PS>I don’t know if you have been in China lately, but you’ll be hard put to find anything that looks like Communism any more.

I don’t think DNV-GL is in the business of publishing meaningless or shallow reports. They are also not weiting propaganda on behalf of China.

It is just a fact that China is expanding their presents in the Oil & Gas Industry worldwide, both as explorers, operator and in the service industries. They are now also present in the GoM through CNOOC/Nexen:

Their Engineering arm COOCL has a JV with Fluor:

Their Drilling and Marine division COSL, with a modern fleet of rigs and offshore vessels, are also growing worldwide. COSL. Europe is situated in Stavanger, Norway and has 4 MODUs and 2 Accommodation Units operating in the North Sea.:
PS> They have an office in Houston. (Not sure if they have any activity in the GoM though)

China’s Petrochemical giant SINOPEC is also present in the US:

No wonder I couldn’t find it, I looked in NYT to 11.Nov. only.
Yes China is the largest polluter and will continue to be so for the foreseeable future. They also have a population 4x the US.
They are also doing the most to reduce both the local pollution and the greenhouse gas emission:

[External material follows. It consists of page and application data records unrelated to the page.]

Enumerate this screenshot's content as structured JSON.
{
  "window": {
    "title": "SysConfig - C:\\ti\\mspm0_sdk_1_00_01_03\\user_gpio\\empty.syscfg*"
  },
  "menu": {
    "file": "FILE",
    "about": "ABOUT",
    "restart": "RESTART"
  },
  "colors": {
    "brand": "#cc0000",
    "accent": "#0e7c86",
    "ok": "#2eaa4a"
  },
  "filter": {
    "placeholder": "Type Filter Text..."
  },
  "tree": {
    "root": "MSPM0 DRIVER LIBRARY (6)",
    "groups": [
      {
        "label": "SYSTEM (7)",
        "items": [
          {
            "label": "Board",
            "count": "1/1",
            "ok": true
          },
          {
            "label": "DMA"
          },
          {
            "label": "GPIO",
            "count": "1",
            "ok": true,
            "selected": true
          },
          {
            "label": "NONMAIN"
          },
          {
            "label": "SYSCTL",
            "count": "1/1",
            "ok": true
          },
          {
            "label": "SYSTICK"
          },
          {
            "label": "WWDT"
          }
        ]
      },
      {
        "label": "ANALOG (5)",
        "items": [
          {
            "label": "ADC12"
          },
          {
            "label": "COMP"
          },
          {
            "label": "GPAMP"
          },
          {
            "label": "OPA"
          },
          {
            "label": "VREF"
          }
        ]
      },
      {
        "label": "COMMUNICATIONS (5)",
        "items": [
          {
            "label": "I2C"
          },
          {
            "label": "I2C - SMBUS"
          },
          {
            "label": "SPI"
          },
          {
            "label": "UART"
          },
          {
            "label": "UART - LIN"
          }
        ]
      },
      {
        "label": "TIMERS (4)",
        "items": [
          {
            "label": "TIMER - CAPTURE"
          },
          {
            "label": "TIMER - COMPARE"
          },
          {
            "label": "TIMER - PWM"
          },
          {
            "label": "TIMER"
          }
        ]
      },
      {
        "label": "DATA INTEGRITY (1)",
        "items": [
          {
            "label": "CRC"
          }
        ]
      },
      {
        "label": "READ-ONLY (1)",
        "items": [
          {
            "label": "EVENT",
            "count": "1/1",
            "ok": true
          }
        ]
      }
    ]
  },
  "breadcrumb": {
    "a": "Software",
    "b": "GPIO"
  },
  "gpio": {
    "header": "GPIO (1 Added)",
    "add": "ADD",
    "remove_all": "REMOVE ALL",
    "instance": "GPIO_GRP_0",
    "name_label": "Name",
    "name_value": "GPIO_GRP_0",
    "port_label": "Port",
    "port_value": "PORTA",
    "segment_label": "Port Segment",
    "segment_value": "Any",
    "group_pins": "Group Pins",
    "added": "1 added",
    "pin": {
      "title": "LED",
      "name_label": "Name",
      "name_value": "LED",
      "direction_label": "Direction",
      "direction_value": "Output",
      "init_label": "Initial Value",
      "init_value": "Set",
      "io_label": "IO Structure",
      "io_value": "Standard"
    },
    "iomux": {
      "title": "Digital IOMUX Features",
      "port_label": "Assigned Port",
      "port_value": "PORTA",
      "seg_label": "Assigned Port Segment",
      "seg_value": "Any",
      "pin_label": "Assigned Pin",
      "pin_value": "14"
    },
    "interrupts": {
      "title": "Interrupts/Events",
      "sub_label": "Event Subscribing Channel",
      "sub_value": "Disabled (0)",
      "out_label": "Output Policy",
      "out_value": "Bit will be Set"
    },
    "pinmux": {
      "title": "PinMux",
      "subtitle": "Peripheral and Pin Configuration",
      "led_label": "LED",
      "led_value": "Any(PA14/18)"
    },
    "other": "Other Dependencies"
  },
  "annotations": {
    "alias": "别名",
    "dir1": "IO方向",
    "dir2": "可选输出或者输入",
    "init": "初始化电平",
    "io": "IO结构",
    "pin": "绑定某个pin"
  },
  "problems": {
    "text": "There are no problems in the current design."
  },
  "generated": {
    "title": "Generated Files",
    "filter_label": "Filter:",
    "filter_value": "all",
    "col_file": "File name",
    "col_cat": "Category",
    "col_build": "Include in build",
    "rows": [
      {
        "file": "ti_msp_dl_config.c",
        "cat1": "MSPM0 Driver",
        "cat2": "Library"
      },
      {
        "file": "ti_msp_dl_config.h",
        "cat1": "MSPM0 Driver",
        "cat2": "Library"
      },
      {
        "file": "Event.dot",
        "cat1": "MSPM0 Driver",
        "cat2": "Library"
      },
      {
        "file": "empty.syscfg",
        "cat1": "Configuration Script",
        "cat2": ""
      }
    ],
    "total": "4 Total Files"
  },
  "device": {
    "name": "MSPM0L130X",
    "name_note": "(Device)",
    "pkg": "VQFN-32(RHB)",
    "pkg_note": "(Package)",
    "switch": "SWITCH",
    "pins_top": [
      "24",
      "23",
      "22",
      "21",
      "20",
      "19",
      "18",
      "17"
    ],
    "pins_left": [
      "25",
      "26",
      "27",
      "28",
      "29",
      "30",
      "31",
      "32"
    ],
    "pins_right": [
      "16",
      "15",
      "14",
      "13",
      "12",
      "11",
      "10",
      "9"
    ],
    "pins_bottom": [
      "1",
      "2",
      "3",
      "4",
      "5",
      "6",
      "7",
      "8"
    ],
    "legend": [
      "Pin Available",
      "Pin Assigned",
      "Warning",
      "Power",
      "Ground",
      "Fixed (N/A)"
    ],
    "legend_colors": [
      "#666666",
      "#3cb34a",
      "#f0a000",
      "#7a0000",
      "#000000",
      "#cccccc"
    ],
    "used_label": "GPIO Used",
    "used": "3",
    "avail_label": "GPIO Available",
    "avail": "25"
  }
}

Quality information. China is so vast in terms of land and people that it sees itself as an enclosed universe onto itself.


China’s “Belt & Road” initiative is a massive undertaking, involving not just Chinese investment and interests. It can change the landscape of transport in the entire Eurasian area and even Africa.
Here is an article from Fairplay that try to put it in perspective:

On a more local level; what can it do for Finland and Scandinavia even in the short run:

How will this influence USA, or how can USA influence the BRI?
It depends very much on the way Trumpism plays out and how long it last, but here is the thoughs on the subject from a well known think tank, the Atlantic Council:


Very interesting…


Over 65 million, actually.